The show, on view through May 10 and co-presented by Arizona State University's Hispanic Research Center, explores relations between the U.S. and its neighbor to the south after the Mexican Revolution of 1910 and the evolution of Mexican pop culture that resulted.


Although the show focuses on testosterone-fueled caballeros, it also delves into a shift in female cultural norms, making the case that the revolution served as a catalyst in the emancipation of subservient Mexican women, said Gary D. Keller, director of the Hispanic Research Center and co-curator of the exhibit. Women took on new roles as colonels, outlaws and revolutionaries, even on the big screen. After the revolution's end in 1920, heroines often complemented the heroic male outlaws with aggressive roles, such as those of siren María Félix and Barbara Britton, famous for her role as the fictional Bandit Queen.

To read all of Villarreal’s piece, go here. [Pictured: In the 1991 serigraph “Adelita,” George Yepes depicts an ivory-skinned woman, her hands crossed, gripping two pistols pointing upward.]

◙ In yesterday’s El Paso Times, I reviewed Ray Gonzalez's Renaming the Earth: Personal Essays (University of Arizona Press, hardcover $34.95; paperback $17.95), where I note, in part, that “we are treated to the award-winning poet's exploration of his development as a writer. The essays are as lyrical as they are hard-headed.” I continue (I love quoting myself):

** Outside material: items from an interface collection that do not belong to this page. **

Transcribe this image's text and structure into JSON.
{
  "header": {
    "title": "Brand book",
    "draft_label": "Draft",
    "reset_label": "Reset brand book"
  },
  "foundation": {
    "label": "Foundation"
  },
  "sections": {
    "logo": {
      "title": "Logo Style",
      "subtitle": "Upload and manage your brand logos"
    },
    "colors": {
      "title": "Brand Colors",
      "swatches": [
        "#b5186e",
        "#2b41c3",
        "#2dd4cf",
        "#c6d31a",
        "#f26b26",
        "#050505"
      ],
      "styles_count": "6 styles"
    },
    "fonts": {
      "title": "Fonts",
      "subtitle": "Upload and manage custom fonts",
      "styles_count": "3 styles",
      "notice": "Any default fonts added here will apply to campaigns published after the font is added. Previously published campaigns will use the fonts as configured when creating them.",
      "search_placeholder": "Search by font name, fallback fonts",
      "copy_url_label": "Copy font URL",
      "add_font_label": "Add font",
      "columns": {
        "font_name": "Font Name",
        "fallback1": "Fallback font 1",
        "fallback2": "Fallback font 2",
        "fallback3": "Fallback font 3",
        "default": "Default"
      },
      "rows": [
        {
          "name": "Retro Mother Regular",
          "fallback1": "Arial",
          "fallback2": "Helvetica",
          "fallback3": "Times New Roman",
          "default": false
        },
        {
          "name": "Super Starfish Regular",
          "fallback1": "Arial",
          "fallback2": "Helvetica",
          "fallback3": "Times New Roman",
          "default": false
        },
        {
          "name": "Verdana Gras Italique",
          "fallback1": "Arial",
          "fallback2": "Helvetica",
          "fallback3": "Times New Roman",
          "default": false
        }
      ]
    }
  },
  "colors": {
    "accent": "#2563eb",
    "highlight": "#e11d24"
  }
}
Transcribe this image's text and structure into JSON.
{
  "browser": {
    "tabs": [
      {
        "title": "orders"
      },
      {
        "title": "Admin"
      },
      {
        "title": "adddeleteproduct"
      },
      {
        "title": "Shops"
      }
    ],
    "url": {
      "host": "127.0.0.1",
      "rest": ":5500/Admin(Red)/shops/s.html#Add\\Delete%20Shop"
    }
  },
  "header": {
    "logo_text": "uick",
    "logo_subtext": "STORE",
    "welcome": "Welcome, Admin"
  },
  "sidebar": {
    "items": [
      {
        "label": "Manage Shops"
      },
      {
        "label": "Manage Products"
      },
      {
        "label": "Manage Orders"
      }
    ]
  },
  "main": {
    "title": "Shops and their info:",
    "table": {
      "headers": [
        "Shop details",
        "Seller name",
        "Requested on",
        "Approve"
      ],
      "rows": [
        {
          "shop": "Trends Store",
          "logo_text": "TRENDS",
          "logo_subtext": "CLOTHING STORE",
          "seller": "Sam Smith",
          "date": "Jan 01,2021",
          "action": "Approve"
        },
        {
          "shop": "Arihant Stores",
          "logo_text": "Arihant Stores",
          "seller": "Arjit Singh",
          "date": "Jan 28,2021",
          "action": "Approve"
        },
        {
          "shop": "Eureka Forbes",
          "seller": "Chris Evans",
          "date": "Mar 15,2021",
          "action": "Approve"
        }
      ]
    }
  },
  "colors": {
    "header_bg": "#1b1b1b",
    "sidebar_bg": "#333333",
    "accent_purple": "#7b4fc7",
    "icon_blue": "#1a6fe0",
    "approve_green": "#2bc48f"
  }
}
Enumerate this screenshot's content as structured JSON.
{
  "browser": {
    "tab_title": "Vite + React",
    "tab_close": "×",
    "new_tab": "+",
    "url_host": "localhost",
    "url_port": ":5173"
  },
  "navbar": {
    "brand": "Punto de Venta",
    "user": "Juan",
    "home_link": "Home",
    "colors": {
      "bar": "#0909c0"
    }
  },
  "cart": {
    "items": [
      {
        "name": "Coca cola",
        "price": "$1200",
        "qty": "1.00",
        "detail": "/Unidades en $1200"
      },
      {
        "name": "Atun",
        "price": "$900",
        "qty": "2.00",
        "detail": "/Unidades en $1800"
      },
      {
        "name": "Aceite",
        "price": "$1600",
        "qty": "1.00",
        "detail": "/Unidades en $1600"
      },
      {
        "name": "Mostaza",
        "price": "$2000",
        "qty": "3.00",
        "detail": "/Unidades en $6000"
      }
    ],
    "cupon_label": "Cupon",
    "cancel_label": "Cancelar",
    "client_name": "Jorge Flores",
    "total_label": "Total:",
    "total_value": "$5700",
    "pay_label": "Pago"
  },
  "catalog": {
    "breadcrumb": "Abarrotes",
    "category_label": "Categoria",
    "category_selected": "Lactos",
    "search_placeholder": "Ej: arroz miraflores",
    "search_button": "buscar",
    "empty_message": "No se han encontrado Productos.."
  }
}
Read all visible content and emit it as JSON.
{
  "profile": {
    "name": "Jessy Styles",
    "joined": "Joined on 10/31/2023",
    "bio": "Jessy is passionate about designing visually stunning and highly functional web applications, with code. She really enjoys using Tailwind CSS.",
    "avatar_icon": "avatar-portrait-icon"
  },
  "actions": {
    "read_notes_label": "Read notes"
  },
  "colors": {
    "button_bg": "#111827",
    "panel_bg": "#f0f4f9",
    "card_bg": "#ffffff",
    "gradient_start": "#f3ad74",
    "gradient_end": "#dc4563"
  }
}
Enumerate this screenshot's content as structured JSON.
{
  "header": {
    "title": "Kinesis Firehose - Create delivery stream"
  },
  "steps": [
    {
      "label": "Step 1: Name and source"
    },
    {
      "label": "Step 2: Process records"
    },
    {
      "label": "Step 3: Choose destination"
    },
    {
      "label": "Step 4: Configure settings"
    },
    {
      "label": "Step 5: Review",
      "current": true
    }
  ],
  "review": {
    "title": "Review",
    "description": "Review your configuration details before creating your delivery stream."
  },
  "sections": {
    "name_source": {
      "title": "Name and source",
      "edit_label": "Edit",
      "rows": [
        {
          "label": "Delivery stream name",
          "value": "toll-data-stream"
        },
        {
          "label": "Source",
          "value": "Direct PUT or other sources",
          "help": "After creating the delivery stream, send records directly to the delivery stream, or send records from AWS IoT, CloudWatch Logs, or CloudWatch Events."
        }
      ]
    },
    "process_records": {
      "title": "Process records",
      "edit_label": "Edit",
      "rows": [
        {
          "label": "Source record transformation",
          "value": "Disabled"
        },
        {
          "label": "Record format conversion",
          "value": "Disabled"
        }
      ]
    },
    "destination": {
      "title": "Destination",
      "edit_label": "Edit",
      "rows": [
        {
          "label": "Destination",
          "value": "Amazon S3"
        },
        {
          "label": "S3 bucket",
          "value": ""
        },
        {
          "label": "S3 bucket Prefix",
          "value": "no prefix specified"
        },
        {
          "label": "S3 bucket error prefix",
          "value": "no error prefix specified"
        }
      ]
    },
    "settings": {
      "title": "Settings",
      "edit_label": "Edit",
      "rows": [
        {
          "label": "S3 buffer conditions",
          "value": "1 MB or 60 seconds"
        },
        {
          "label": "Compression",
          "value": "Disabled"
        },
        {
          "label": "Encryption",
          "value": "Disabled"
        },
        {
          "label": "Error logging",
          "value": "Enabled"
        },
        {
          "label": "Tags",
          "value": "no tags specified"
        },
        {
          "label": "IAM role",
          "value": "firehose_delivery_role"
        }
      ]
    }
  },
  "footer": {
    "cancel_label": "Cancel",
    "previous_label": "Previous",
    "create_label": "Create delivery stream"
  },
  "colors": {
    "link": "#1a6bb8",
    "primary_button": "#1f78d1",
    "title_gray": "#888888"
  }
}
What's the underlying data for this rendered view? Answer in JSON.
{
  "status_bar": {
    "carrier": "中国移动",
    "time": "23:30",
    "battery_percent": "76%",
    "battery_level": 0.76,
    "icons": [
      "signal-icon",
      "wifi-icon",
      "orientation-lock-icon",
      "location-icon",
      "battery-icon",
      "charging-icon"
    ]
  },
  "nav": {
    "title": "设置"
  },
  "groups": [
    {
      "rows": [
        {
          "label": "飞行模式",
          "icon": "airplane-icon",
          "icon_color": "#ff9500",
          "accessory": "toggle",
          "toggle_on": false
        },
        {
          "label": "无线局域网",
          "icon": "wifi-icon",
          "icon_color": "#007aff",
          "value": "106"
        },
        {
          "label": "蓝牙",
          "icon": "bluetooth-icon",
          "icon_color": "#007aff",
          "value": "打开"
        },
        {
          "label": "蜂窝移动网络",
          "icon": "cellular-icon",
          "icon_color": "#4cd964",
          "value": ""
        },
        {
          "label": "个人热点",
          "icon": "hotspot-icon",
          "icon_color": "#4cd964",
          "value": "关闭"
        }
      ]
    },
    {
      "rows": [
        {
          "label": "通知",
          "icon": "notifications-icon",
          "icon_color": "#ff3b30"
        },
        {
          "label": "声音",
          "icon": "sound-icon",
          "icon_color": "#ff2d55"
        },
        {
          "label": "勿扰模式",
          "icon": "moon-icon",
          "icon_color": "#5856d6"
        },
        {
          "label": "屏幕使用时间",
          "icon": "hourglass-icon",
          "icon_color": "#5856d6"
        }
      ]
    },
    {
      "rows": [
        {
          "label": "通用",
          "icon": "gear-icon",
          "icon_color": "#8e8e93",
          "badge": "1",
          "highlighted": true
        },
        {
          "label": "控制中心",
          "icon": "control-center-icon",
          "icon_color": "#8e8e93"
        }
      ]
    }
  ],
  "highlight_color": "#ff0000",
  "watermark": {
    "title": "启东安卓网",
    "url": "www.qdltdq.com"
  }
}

The eight essays that make up "Renaming the Earth" ebb and flow, touching on topics as diverse as childhood embarrassments, El Paso history, discrimination, desert heat, Minnesota winters, war and the immigration debate.

In all, Gonzalez brilliantly and with great passion renames the Earth not only for his benefit, but for ours, as well.

You may read the entire review here.

◙ That’s all for this week. So, in the meantime, enjoy the intervening posts from mis compadres y comadres here on La Bloga. And remember: ¡Lea un libro!


Anonymous said...

Thanks for posting Yvonne's article about our exhibit at the Autry.

Daniel A. Olivas said...

I can't wait to see it!